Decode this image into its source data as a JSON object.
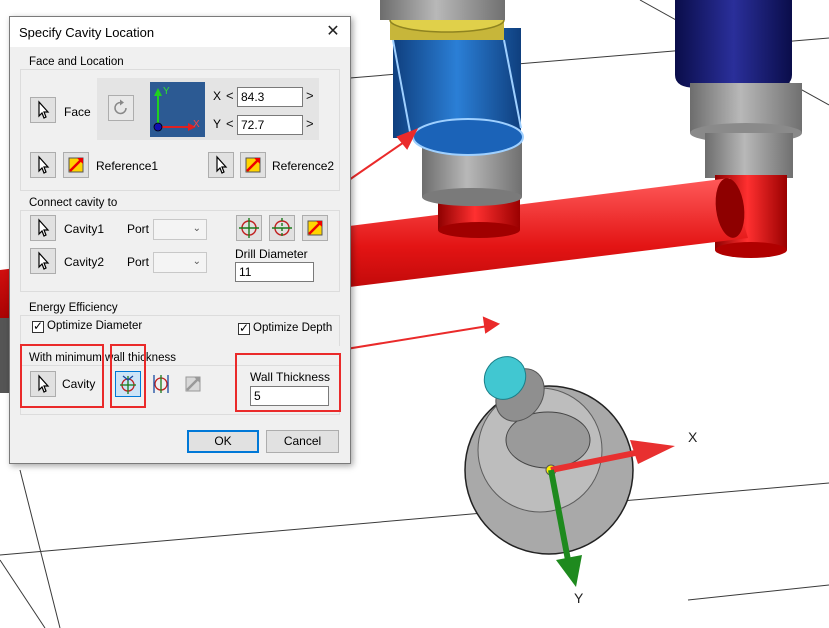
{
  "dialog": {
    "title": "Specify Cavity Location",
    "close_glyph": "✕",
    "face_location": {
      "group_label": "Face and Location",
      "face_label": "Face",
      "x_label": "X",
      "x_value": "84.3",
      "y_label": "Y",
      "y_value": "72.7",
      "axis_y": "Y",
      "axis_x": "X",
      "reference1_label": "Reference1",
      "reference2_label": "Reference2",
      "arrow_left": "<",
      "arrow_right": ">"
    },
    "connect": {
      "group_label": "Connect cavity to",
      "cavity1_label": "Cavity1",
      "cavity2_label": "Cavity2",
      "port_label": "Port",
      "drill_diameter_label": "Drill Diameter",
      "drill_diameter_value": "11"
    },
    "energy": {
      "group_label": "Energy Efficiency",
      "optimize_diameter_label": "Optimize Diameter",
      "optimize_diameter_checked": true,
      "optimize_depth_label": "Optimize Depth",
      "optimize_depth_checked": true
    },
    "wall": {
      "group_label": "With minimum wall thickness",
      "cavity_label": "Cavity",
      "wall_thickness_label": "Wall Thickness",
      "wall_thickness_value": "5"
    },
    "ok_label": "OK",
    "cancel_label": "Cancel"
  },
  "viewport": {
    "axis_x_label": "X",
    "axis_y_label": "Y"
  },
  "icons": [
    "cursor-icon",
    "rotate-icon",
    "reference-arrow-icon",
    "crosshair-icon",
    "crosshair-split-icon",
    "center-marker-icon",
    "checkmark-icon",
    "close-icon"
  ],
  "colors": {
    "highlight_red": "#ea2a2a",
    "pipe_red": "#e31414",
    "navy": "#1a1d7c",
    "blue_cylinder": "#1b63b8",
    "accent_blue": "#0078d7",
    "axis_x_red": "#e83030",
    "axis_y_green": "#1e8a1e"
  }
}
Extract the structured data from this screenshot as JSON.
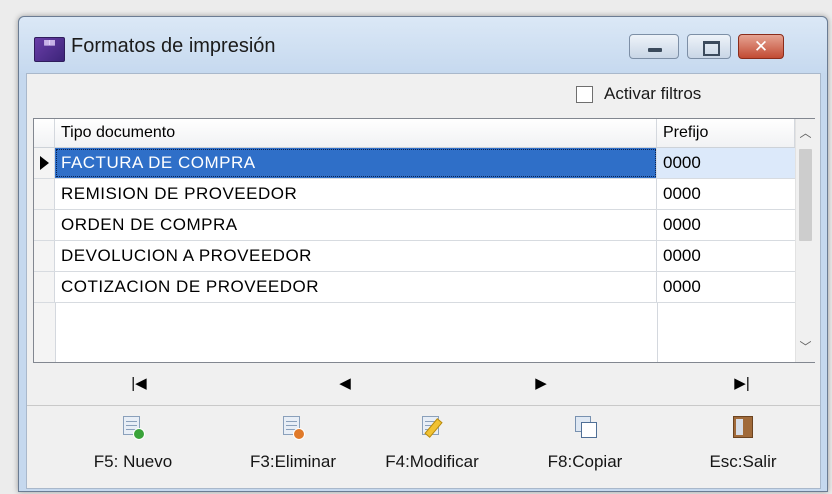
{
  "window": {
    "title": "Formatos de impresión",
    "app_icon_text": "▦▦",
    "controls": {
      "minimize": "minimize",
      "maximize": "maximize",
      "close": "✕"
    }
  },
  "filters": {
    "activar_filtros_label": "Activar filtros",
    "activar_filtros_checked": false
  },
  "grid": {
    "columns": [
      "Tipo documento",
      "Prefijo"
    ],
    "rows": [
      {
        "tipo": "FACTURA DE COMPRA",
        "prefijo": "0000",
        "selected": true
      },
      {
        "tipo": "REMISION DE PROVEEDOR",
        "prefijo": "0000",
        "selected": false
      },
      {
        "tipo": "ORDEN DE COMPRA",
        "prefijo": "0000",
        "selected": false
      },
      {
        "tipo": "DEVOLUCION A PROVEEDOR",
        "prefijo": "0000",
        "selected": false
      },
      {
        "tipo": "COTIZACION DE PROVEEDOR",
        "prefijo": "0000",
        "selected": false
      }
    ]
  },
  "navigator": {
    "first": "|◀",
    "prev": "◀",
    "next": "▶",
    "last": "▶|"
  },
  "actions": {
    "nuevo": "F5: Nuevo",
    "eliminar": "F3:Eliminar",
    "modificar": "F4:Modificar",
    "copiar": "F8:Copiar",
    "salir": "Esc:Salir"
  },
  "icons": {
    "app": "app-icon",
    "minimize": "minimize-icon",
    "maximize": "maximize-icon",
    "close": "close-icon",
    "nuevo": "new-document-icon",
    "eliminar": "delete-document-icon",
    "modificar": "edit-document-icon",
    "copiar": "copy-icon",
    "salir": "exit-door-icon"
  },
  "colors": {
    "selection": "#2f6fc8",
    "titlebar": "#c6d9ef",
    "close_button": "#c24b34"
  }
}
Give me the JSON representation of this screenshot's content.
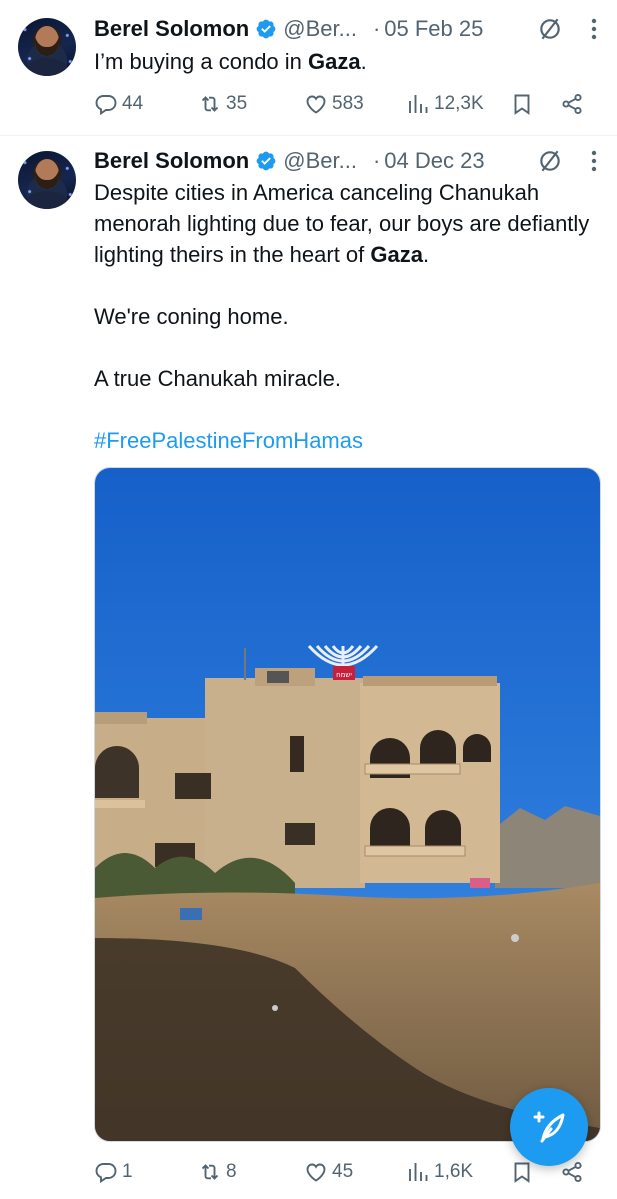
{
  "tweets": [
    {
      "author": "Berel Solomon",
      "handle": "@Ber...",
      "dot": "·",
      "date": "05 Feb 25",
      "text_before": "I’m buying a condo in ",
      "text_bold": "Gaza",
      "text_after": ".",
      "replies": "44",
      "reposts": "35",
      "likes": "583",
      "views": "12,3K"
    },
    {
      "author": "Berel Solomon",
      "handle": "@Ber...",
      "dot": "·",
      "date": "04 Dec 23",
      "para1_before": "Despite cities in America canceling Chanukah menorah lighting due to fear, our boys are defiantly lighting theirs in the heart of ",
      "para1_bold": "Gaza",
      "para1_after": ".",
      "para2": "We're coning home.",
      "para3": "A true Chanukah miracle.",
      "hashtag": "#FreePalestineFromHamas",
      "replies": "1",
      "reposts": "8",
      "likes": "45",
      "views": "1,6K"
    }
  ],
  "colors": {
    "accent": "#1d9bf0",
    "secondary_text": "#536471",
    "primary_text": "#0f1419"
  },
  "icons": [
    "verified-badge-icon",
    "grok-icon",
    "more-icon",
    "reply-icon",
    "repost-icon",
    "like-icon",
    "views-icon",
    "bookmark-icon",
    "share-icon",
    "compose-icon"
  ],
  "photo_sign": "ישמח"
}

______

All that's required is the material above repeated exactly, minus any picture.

## THE ANSWER
Decode this image into its source data as a JSON object.
{
  "dialog": {
    "title": "Specify Cavity Location",
    "close_glyph": "✕",
    "face_location": {
      "group_label": "Face and Location",
      "face_label": "Face",
      "x_label": "X",
      "x_value": "84.3",
      "y_label": "Y",
      "y_value": "72.7",
      "axis_y": "Y",
      "axis_x": "X",
      "reference1_label": "Reference1",
      "reference2_label": "Reference2",
      "arrow_left": "<",
      "arrow_right": ">"
    },
    "connect": {
      "group_label": "Connect cavity to",
      "cavity1_label": "Cavity1",
      "cavity2_label": "Cavity2",
      "port_label": "Port",
      "drill_diameter_label": "Drill Diameter",
      "drill_diameter_value": "11"
    },
    "energy": {
      "group_label": "Energy Efficiency",
      "optimize_diameter_label": "Optimize Diameter",
      "optimize_diameter_checked": true,
      "optimize_depth_label": "Optimize Depth",
      "optimize_depth_checked": true
    },
    "wall": {
      "group_label": "With minimum wall thickness",
      "cavity_label": "Cavity",
      "wall_thickness_label": "Wall Thickness",
      "wall_thickness_value": "5"
    },
    "ok_label": "OK",
    "cancel_label": "Cancel"
  },
  "viewport": {
    "axis_x_label": "X",
    "axis_y_label": "Y"
  },
  "icons": [
    "cursor-icon",
    "rotate-icon",
    "reference-arrow-icon",
    "crosshair-icon",
    "crosshair-split-icon",
    "center-marker-icon",
    "checkmark-icon",
    "close-icon"
  ],
  "colors": {
    "highlight_red": "#ea2a2a",
    "pipe_red": "#e31414",
    "navy": "#1a1d7c",
    "blue_cylinder": "#1b63b8",
    "accent_blue": "#0078d7",
    "axis_x_red": "#e83030",
    "axis_y_green": "#1e8a1e"
  }
}
Extract the structured data from this screenshot as JSON.
{
  "window": {
    "title": "Formatos de impresión",
    "app_icon_text": "▦▦",
    "controls": {
      "minimize": "minimize",
      "maximize": "maximize",
      "close": "✕"
    }
  },
  "filters": {
    "activar_filtros_label": "Activar filtros",
    "activar_filtros_checked": false
  },
  "grid": {
    "columns": [
      "Tipo documento",
      "Prefijo"
    ],
    "rows": [
      {
        "tipo": "FACTURA DE COMPRA",
        "prefijo": "0000",
        "selected": true
      },
      {
        "tipo": "REMISION DE PROVEEDOR",
        "prefijo": "0000",
        "selected": false
      },
      {
        "tipo": "ORDEN DE COMPRA",
        "prefijo": "0000",
        "selected": false
      },
      {
        "tipo": "DEVOLUCION A PROVEEDOR",
        "prefijo": "0000",
        "selected": false
      },
      {
        "tipo": "COTIZACION DE PROVEEDOR",
        "prefijo": "0000",
        "selected": false
      }
    ]
  },
  "navigator": {
    "first": "|◀",
    "prev": "◀",
    "next": "▶",
    "last": "▶|"
  },
  "actions": {
    "nuevo": "F5: Nuevo",
    "eliminar": "F3:Eliminar",
    "modificar": "F4:Modificar",
    "copiar": "F8:Copiar",
    "salir": "Esc:Salir"
  },
  "icons": {
    "app": "app-icon",
    "minimize": "minimize-icon",
    "maximize": "maximize-icon",
    "close": "close-icon",
    "nuevo": "new-document-icon",
    "eliminar": "delete-document-icon",
    "modificar": "edit-document-icon",
    "copiar": "copy-icon",
    "salir": "exit-door-icon"
  },
  "colors": {
    "selection": "#2f6fc8",
    "titlebar": "#c6d9ef",
    "close_button": "#c24b34"
  }
}
Give me the JSON representation of this screenshot's content.
{
  "tweets": [
    {
      "author": "Berel Solomon",
      "handle": "@Ber...",
      "dot": "·",
      "date": "05 Feb 25",
      "text_before": "I’m buying a condo in ",
      "text_bold": "Gaza",
      "text_after": ".",
      "replies": "44",
      "reposts": "35",
      "likes": "583",
      "views": "12,3K"
    },
    {
      "author": "Berel Solomon",
      "handle": "@Ber...",
      "dot": "·",
      "date": "04 Dec 23",
      "para1_before": "Despite cities in America canceling Chanukah menorah lighting due to fear, our boys are defiantly lighting theirs in the heart of ",
      "para1_bold": "Gaza",
      "para1_after": ".",
      "para2": "We're coning home.",
      "para3": "A true Chanukah miracle.",
      "hashtag": "#FreePalestineFromHamas",
      "replies": "1",
      "reposts": "8",
      "likes": "45",
      "views": "1,6K"
    }
  ],
  "colors": {
    "accent": "#1d9bf0",
    "secondary_text": "#536471",
    "primary_text": "#0f1419"
  },
  "icons": [
    "verified-badge-icon",
    "grok-icon",
    "more-icon",
    "reply-icon",
    "repost-icon",
    "like-icon",
    "views-icon",
    "bookmark-icon",
    "share-icon",
    "compose-icon"
  ],
  "photo_sign": "ישמח"
}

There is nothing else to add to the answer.